The goal of improving test scores? Federal funding. Where have we gone wrong? Americans have lost faith and trust in everything from law firms to banks, courtrooms, classrooms and hospitals. Lawyers and doctors have become commercialized profit centers. Teachers have become factotums. Judges often have to operate on auto pilot, imposing sentences for political reasons, not for the purpose of justice. Bankers have lost touch with their communities and propelled the very customers they should protect into financial ruin.

How did this happen? According to the authors of Practical Wisdom, it's because we don t know Aristotle. Aristotle? Who even thinks about him? Barry Schwartz and Kenneth Sharpe, professors at Swarthmore College, suggest that we ought to turn to the Greek sage for a way out of our money-driven malaise. Aristotle taught that true happiness depends on the wisdom to be perceptive and the skill to improvise. He also taught that true happiness depends on feeling good about oneself and one's work, but from the standpoint of doing good for others, not just ourselves. ...

Texts that deal with ethics often feel dry and sometimes foreboding, but Schwartz and Sharpe write with a clear simplicity that resonates with their own suggestions that our institutions (government included) could fix these problems by simply giving people the room to be wise and to create a wise society.


The Philadelphia Inquirer

Painterly collages take inspiration from wetlands

By Edith Newhall

March 13, 2011

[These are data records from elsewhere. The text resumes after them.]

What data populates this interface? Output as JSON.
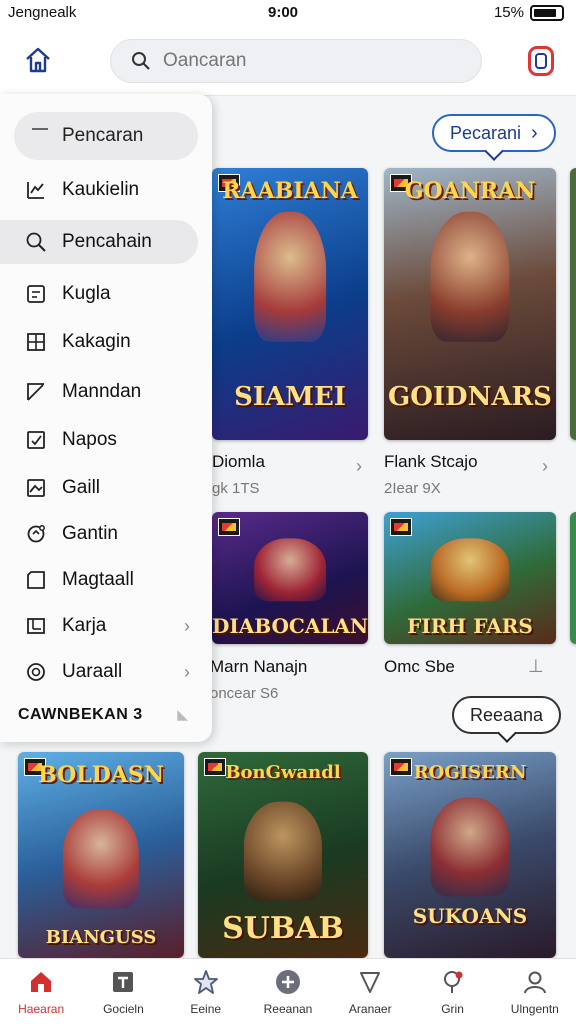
{
  "status_bar": {
    "carrier": "Jengnealk",
    "time": "9:00",
    "battery": "15%"
  },
  "header": {
    "search_placeholder": "Oancaran"
  },
  "content": {
    "top_pill": "Pecarani",
    "mid_pill": "Reeaana",
    "row1": [
      {
        "art_title": "RAABIANA",
        "art_sub": "SIAMEI",
        "name": "Diomla",
        "sub": "gk 1TS"
      },
      {
        "art_title": "GOANRAN",
        "art_sub": "GOIDNARS",
        "name": "Flank Stcajo",
        "sub": "2Iear 9X"
      }
    ],
    "row2": [
      {
        "art_title": "",
        "art_sub": "DIABOCALAN",
        "name": "Marn Nanajn",
        "sub": "oncear S6"
      },
      {
        "art_title": "",
        "art_sub": "FIRH FARS",
        "name": "Omc Sbe",
        "sub": ""
      }
    ],
    "row3": [
      {
        "art_title": "BOLDASN",
        "art_sub": "BIANGUSS"
      },
      {
        "art_title": "BonGwandl",
        "art_sub": "SUBAB"
      },
      {
        "art_title": "ROGISERN",
        "art_sub": "SUKOANS"
      }
    ]
  },
  "drawer": {
    "search_label": "Pencaran",
    "items": [
      {
        "label": "Kaukielin",
        "icon": "chart-icon"
      },
      {
        "label": "Pencahain",
        "icon": "search-icon"
      },
      {
        "label": "Kugla",
        "icon": "calendar-icon"
      },
      {
        "label": "Kakagin",
        "icon": "grid-icon"
      },
      {
        "label": "Manndan",
        "icon": "pencil-icon"
      },
      {
        "label": "Napos",
        "icon": "check-square-icon"
      },
      {
        "label": "Gaill",
        "icon": "image-icon"
      },
      {
        "label": "Gantin",
        "icon": "settings-icon"
      },
      {
        "label": "Magtaall",
        "icon": "tag-icon"
      },
      {
        "label": "Karja",
        "icon": "board-icon"
      },
      {
        "label": "Uaraall",
        "icon": "circle-icon"
      }
    ],
    "footer": "CAWNBEKAN 3"
  },
  "bottom_nav": [
    {
      "label": "Haearan",
      "icon": "home-icon"
    },
    {
      "label": "Gocieln",
      "icon": "tools-icon"
    },
    {
      "label": "Eeine",
      "icon": "star-icon"
    },
    {
      "label": "Reeanan",
      "icon": "plus-icon"
    },
    {
      "label": "Aranaer",
      "icon": "shield-icon"
    },
    {
      "label": "Grin",
      "icon": "pin-icon"
    },
    {
      "label": "Ulngentn",
      "icon": "user-icon"
    }
  ],
  "colors": {
    "accent": "#2a64c8",
    "brand_dark": "#1d3b8f",
    "active_nav": "#d32f2f"
  }
}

What at first may have appeared to be an egregious power grab by a gallery director turns out to have been nothing of the kind. Moreover, when offered a show of her collages at Swarthmore 's List Gallery by the college's studio art faculty, List Gallery director Andrea Packard initially demurred, according to Brian Meunier, the art faculty member who proposed Packard's show to his colleagues.

"I think her work is as good as any of the work that we've shown at the List," Meunier says.

The wetlands of New England and the mid-Atlantic states inspired Packard's collages. Some of her works immediately read as landscapes; others are more abstract, offering the experience of confronting tangly undergrowth up close in the way that Ray Metzker's more recent photographs have done. All of her collages are surprisingly painterly from a distance, considering that they are composed almost entirely of cut and manipulated fabric and that the actual painted areas in them are negligible. Packard combines fabrics in the way that painters paint, often to lyrical effect, though a few of her woollier pieces seem intentionally lumpen and awkward.

As with all of the List's shows, Packard's is exquisitely displayed and lit (I'll assume she did this herself), and, as with a few previous List shows, there are too many similar works on the walls of these two modestly scaled rooms. Much of Packard's work is in the same palette of browns, blues, and greens, and its extreme togetherness here diminishes the individuality of her collages. Her strongest pieces stand out quickly.





The Delaware County Daily Times (PA)

College Women's Lacrosse: Penikis, Mowry power Swarthmore to win

March 18, 2011

Swarthmore 18, Immaculata 2

Annalise Penikis (Strath Haven) and Annelise Mowry both scored four goals for the host Garnet (4-1).

Freshman Corinne Sommi added three goals and four assists for Swarthmore.